An aerial shot of students building a 24-foot square wooden ramp, a stage landscape for dancer/choreographer Alice Sheppard and her collaborator, Laurel Lawson.

An aerial shot of students building a 24-foot square wooden ramp, a stage landscape for dancer/choreographer Alice Sheppard and her collaborator, Laurel Lawson.

Ramp/Kinetic Light

with Alice Sheppard and Yevgeniya Zastavker

January 2016–ongoing

Dancer and choreographer Alice Sheppard approached us with a dream design brief: a large-scale ramp for dancing on stage. She contacted Sara in fall 2015, asking to collaborate, and the project found a home in an Olin course—not the usual test kitchen, Investigating Normal, but in an introductory physics class with professor Yevgeniya Zastavker. The challenge was to house the operations of the inclined plane, or ramp, in an expressive physics—an exploration of its resistance, acceleration, and its affordances not for access, but for choreography.

Alice came to campus in March for what we’re calling at Olin a “micro-residency”—suited to our scale (350 students total!). She gave an artist’s talk, and we audited the built environment of our campus to test its many ramped conditions for maximum speed, Alice’s preferred movements, banking, and so on.

Alice gave an artist's talk and performed on her first day on campus.

Alice gave an artist’s talk and performed on her first day on campus.

As a class, we toured around campus with Alice, investigating her experience of its various exterior inclines.

As a class, we toured around campus with Alice, investigating her experience of its various exterior inclines.

We made a provisional dance studio with floor tiles that our student dance club uses, and we borrowed mirrors from our colleagues over at Babson College’s theater group.

Students assemble the wood floor tiles in a modular pattern, with seven small ramps throughout.

Students assemble the wood floor tiles in a modular pattern, with seven small ramps throughout.

Alice works on flat tiles to demonstrate the chair's expressiveness as a dance partner

Alice works on flat tiles to demonstrate the chair’s expressiveness as a dance partner

Students then spent time building out ramps—connected in modular, mutable fashion to the dance floor tiles—to test various heights and arrangements for Alice’s use. We also assembled my own ramps from the long-running Slope : Intercept exploration of the inclined plane.

Alice tests these early prototypes with students

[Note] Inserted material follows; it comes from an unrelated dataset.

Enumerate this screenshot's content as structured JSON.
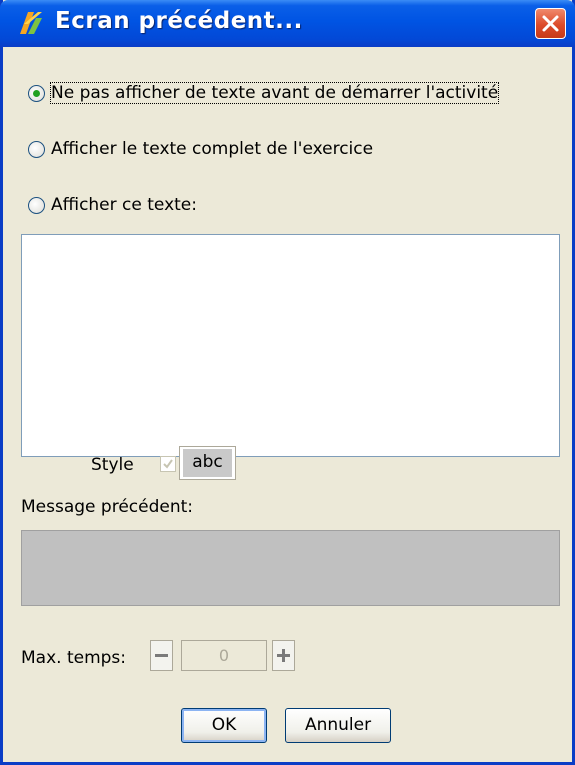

Alice tests these early prototypes with students

Alice played among these ramps, to test speed, turns, and choreography among the structures.

Alice played among these ramps, to test speed, turns, and choreography among the structures.

Now with a better idea of the slopes and ranges of movement Alice was seeking, students set about making a new design—one that turned out to be monumental in scale, an entire landscape. They made some paper models:

A laser cut paper model of the final ramp structure.

A laser cut paper model of the final ramp structure.

And when Alice came back in April, this time with her collaborator, Laurel Lawson, they danced on the real thing. It was the result of enormously steep learning curves—in CAD, in shop bot, in fabrication to the very end. You can read more about it in the Globe’s story here.

Students new to fabrication skills like using a chop saw got a quick education!

Students new to fabrication skills like using a chop saw got a quick education!

Other students got a big introduction to shopbot techniques.

Other students got a big introduction to shopbot techniques.

There were several late nights of putting together this behemoth.

There were several late nights of putting together this behemoth.

The massive landscape took up nearly a 24 foot square area.

The massive landscape took up nearly a 24 foot square area.

On their last day, Alice and Laurel performed short pieces for us on the ramp.

On their last day, Alice and Laurel performed short pieces for us on the ramp.

This model will be built for performances in the next 12-18 months. And the work continues! Sara and Alice travel to South Korea for an exhibition and performance in Media City Seoul, and Alice and Laurel return in fall 2016 for further work in Investigating Normal. Follow the project also at Kinetic Light.

Team: Alice Sheppard, Laurel Lawson, Yevgeniya Zastavker, Sara Hendren, Katie Butler, Daniel Daugherty, Duncan Hall, Andrew Holmes, Erica Lee, Scott Mackinlay, Apurva Raman, March Saper, Alexander Scott, Kimberly Winter, Jingyi Xu, Rachel Yang. Thanks to Jeff Goldenson, John Rosenwinkel, Russell Zacharias, and Mark Lorenzo.